::: Data shown

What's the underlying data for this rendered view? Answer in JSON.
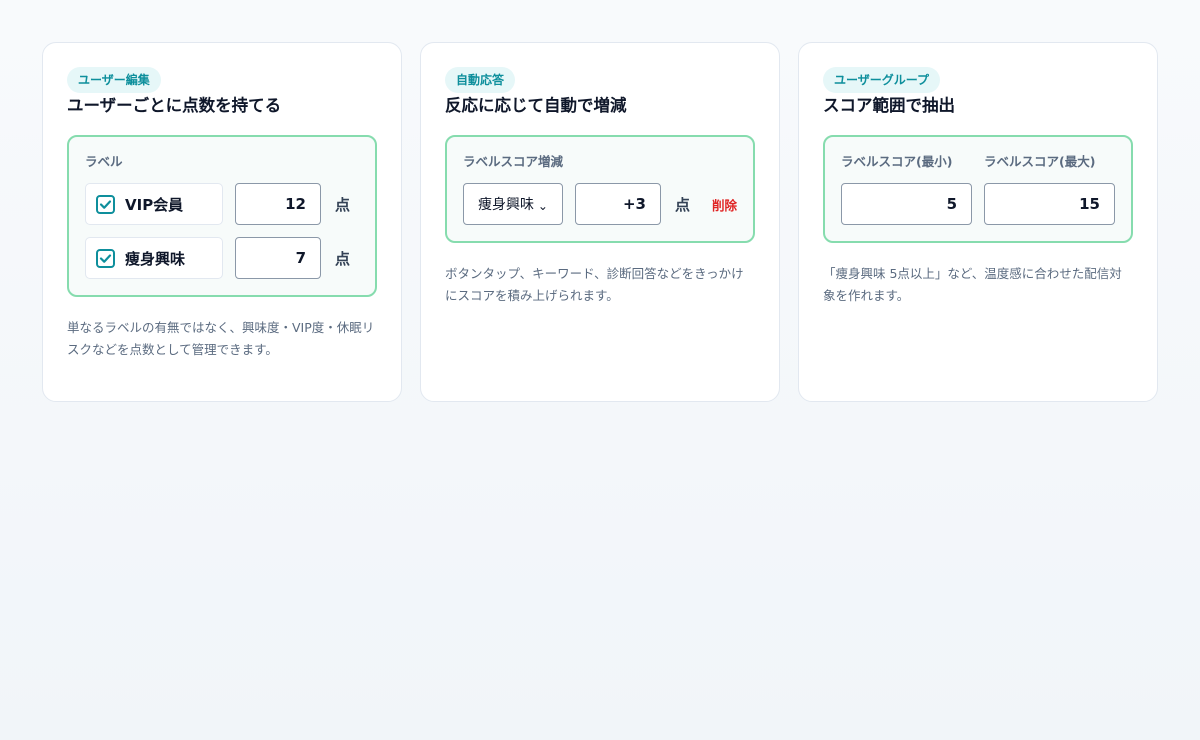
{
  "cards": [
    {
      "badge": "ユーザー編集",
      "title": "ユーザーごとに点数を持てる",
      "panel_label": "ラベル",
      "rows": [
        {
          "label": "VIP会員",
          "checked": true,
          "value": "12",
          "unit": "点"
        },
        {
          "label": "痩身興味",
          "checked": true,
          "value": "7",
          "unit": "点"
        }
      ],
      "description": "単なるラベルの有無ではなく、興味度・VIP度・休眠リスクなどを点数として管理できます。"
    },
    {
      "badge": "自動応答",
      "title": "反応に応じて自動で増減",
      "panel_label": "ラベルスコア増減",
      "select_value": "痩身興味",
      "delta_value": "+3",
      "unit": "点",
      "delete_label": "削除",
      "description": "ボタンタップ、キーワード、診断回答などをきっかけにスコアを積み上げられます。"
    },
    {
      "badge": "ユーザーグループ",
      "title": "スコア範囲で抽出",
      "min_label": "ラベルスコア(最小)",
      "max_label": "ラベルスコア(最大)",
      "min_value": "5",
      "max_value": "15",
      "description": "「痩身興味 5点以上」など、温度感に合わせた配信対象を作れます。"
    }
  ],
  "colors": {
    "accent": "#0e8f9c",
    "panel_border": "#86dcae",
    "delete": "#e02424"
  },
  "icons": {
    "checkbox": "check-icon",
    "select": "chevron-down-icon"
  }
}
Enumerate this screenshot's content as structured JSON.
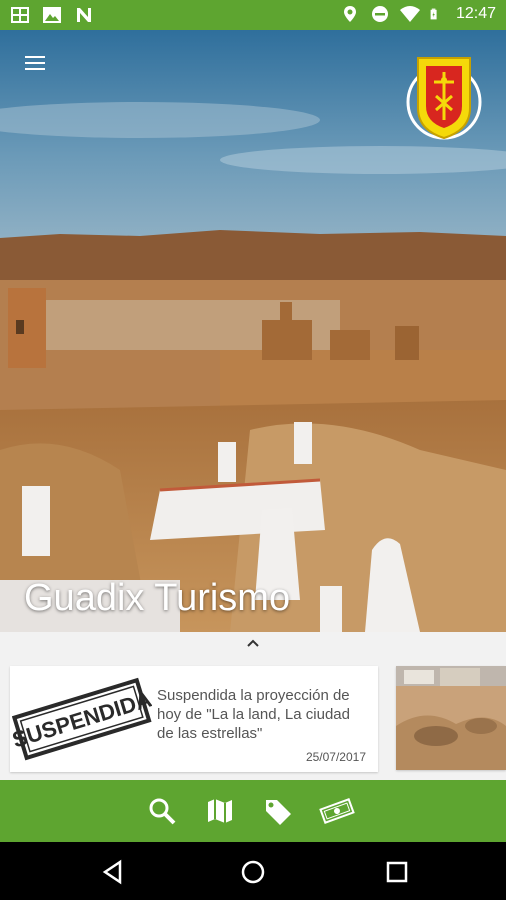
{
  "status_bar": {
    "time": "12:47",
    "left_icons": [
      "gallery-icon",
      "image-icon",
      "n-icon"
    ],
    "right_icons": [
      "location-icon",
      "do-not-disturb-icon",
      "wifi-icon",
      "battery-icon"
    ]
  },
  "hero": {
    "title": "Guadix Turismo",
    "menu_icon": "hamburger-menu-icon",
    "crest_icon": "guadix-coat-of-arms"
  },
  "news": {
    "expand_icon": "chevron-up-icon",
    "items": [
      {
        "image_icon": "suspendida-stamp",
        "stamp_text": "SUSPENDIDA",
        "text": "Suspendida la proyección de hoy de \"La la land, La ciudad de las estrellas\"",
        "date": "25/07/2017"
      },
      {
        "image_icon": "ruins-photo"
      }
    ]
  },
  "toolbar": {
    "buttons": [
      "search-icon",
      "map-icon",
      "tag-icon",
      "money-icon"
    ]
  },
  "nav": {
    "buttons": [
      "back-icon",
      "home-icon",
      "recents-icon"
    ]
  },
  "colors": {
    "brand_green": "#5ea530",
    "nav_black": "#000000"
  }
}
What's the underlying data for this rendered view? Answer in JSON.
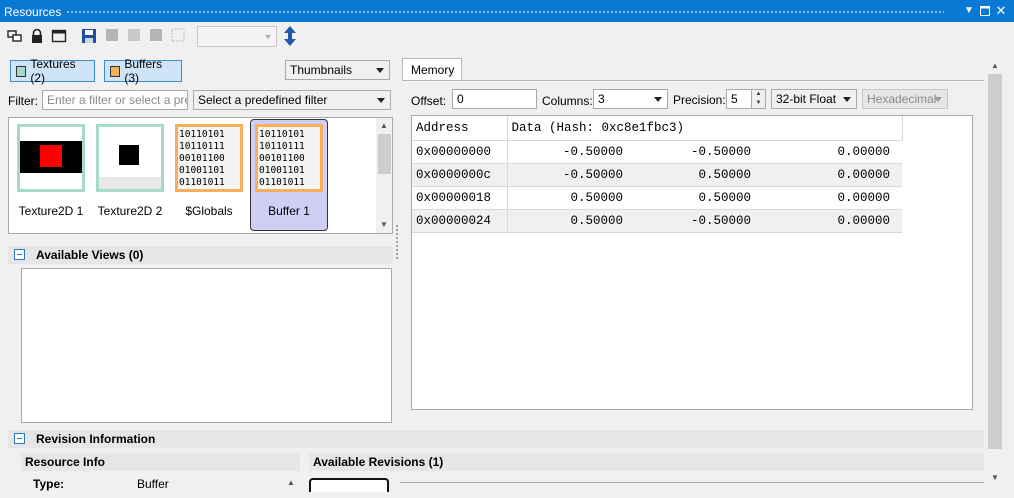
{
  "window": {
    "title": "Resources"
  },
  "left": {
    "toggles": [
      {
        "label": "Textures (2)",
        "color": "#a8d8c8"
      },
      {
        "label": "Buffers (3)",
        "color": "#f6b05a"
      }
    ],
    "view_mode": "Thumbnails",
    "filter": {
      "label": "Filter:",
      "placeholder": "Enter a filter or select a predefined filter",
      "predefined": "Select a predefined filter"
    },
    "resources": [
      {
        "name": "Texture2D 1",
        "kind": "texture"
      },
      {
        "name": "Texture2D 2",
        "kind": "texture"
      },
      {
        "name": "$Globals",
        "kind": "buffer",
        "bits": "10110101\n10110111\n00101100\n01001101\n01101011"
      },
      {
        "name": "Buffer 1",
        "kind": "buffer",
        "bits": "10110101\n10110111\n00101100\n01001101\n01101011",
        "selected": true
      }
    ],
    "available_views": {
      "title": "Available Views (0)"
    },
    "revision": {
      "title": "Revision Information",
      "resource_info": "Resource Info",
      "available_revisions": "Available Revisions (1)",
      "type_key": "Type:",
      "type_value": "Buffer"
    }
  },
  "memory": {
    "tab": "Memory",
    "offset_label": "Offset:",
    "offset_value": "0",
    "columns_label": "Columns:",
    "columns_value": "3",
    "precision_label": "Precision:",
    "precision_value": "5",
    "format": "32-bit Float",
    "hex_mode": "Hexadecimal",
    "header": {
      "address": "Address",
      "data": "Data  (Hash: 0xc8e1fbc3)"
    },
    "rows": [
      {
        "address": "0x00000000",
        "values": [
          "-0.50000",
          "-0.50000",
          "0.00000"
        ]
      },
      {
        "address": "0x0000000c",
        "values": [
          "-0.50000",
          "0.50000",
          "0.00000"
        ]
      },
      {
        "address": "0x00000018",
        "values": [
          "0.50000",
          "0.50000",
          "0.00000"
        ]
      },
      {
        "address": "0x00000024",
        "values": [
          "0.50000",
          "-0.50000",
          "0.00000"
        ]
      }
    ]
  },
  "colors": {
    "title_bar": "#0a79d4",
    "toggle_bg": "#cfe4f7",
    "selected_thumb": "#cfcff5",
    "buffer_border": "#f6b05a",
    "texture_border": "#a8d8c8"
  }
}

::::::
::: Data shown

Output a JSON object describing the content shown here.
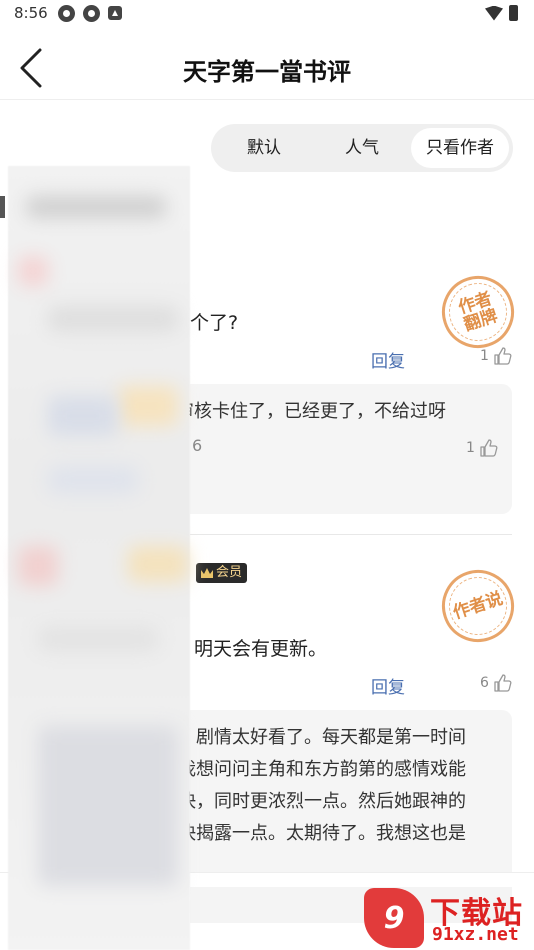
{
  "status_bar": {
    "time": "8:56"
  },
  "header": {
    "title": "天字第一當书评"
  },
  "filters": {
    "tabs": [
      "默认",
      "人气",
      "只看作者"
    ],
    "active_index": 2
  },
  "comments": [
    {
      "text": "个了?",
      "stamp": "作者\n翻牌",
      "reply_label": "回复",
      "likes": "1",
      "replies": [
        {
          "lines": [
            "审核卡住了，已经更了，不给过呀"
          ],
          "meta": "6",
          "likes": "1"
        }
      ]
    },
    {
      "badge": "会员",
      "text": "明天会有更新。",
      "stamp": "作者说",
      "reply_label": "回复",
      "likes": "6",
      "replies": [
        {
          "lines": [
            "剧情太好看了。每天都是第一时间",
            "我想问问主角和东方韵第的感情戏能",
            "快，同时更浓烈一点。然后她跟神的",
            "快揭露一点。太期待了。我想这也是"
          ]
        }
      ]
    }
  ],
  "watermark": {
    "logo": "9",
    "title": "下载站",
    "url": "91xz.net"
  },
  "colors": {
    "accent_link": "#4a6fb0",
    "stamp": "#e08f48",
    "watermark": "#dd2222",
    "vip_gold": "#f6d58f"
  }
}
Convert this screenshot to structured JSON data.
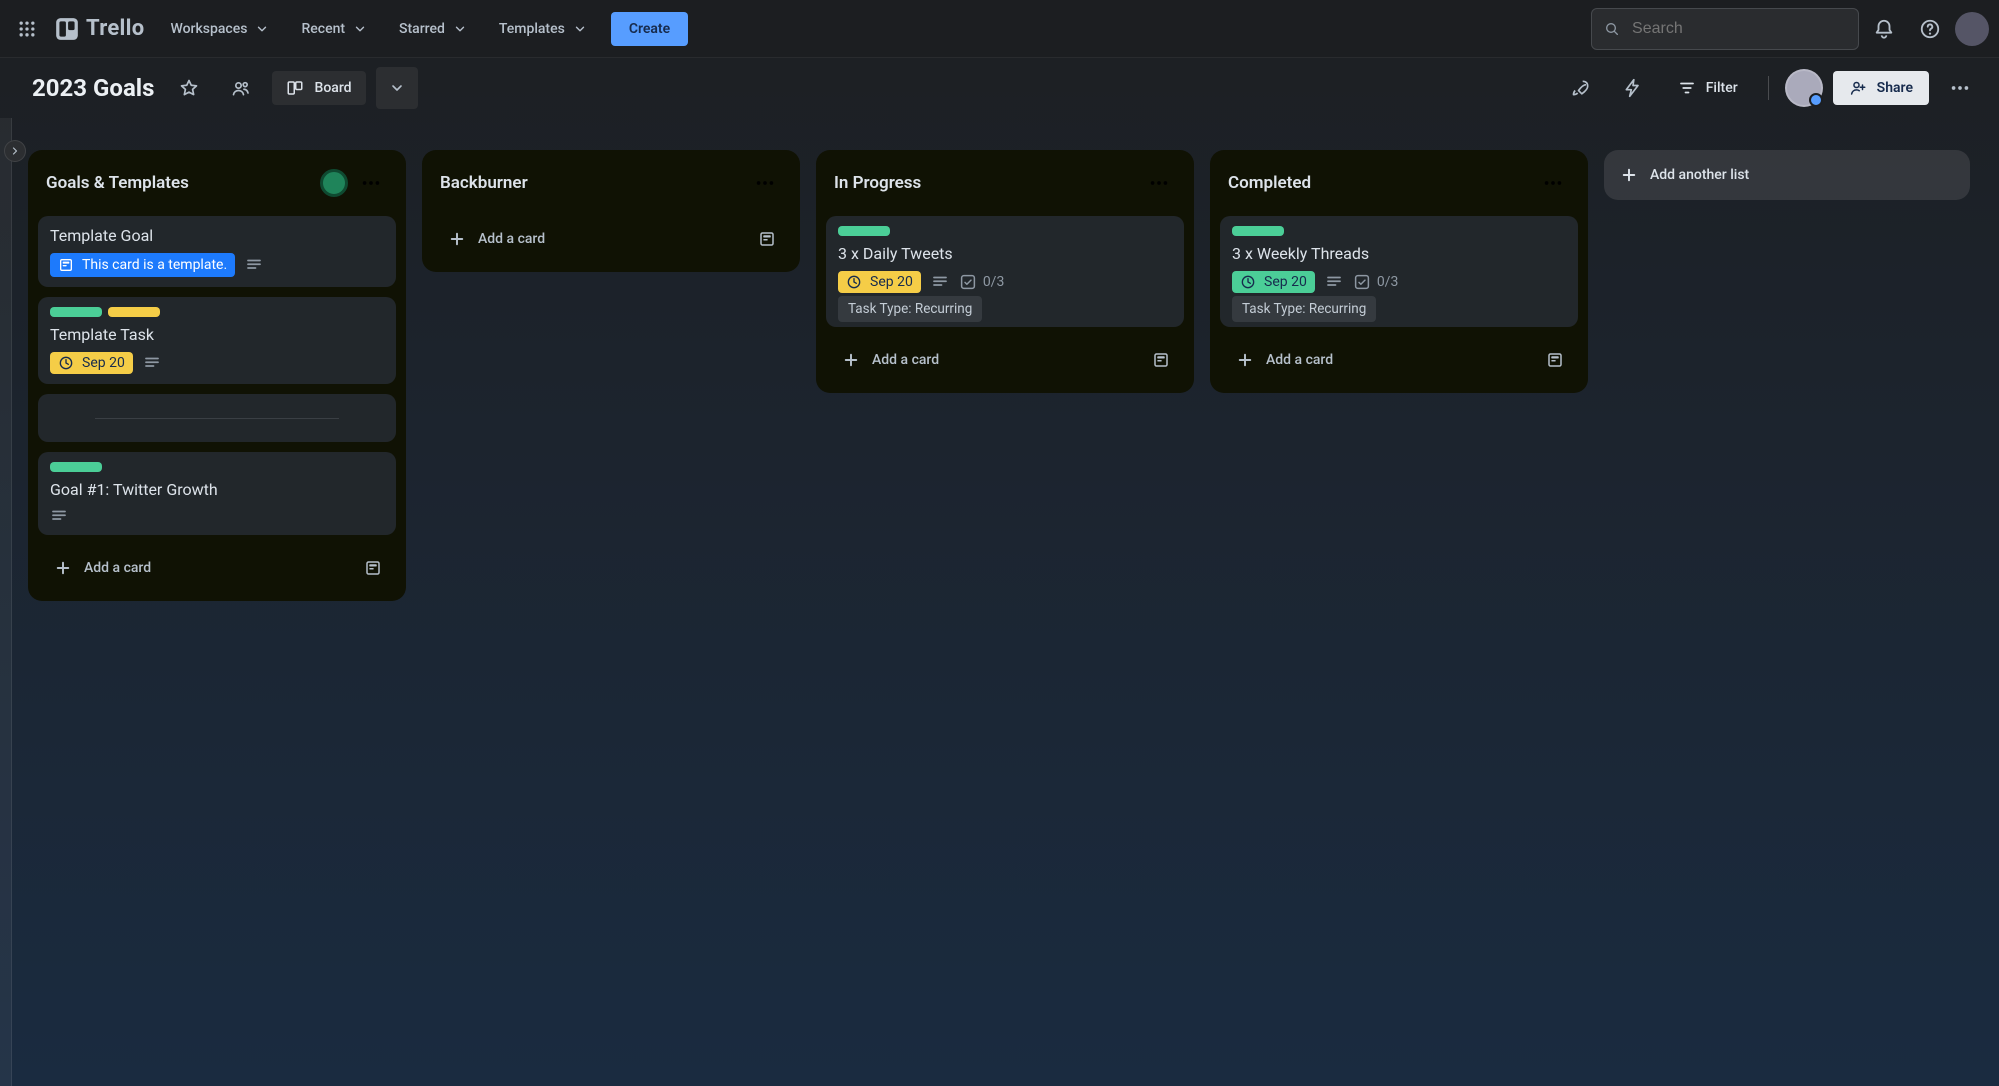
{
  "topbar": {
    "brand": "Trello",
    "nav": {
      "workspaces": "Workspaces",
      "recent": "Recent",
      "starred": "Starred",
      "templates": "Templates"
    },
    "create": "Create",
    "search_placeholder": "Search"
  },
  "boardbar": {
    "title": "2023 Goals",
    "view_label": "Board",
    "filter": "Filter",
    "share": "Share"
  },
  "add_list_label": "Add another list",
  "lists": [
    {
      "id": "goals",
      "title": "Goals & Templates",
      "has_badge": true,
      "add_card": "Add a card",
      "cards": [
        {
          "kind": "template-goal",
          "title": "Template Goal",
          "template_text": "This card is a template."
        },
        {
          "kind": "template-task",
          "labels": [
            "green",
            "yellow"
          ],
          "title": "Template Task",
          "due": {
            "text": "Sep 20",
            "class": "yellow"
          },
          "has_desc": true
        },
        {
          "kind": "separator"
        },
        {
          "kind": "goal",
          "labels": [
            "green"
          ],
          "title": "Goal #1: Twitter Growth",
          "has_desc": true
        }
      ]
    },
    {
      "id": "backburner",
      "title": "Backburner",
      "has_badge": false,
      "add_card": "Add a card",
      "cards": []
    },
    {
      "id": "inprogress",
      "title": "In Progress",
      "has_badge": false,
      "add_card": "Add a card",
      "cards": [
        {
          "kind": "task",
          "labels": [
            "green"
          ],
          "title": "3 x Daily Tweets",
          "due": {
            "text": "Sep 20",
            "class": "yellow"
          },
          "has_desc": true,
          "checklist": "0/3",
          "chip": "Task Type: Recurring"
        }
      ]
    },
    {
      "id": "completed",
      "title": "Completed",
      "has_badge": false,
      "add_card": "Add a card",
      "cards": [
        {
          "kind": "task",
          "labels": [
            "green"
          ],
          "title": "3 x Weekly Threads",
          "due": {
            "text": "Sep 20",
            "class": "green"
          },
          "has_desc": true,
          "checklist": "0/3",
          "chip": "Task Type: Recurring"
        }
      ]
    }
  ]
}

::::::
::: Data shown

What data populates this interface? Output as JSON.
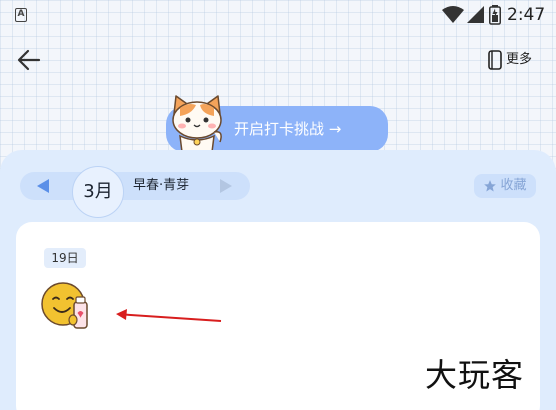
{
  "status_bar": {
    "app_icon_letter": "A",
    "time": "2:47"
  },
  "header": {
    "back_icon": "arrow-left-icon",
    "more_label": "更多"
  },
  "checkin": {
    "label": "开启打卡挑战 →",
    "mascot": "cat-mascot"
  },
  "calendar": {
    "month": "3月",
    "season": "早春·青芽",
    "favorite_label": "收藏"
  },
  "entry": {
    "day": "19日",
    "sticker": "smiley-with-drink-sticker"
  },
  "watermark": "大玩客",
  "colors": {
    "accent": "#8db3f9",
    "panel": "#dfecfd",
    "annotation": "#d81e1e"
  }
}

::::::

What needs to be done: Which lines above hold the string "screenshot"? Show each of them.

Answer:
Enumerate this screenshot's content as structured JSON.
Convert this screenshot to structured JSON data.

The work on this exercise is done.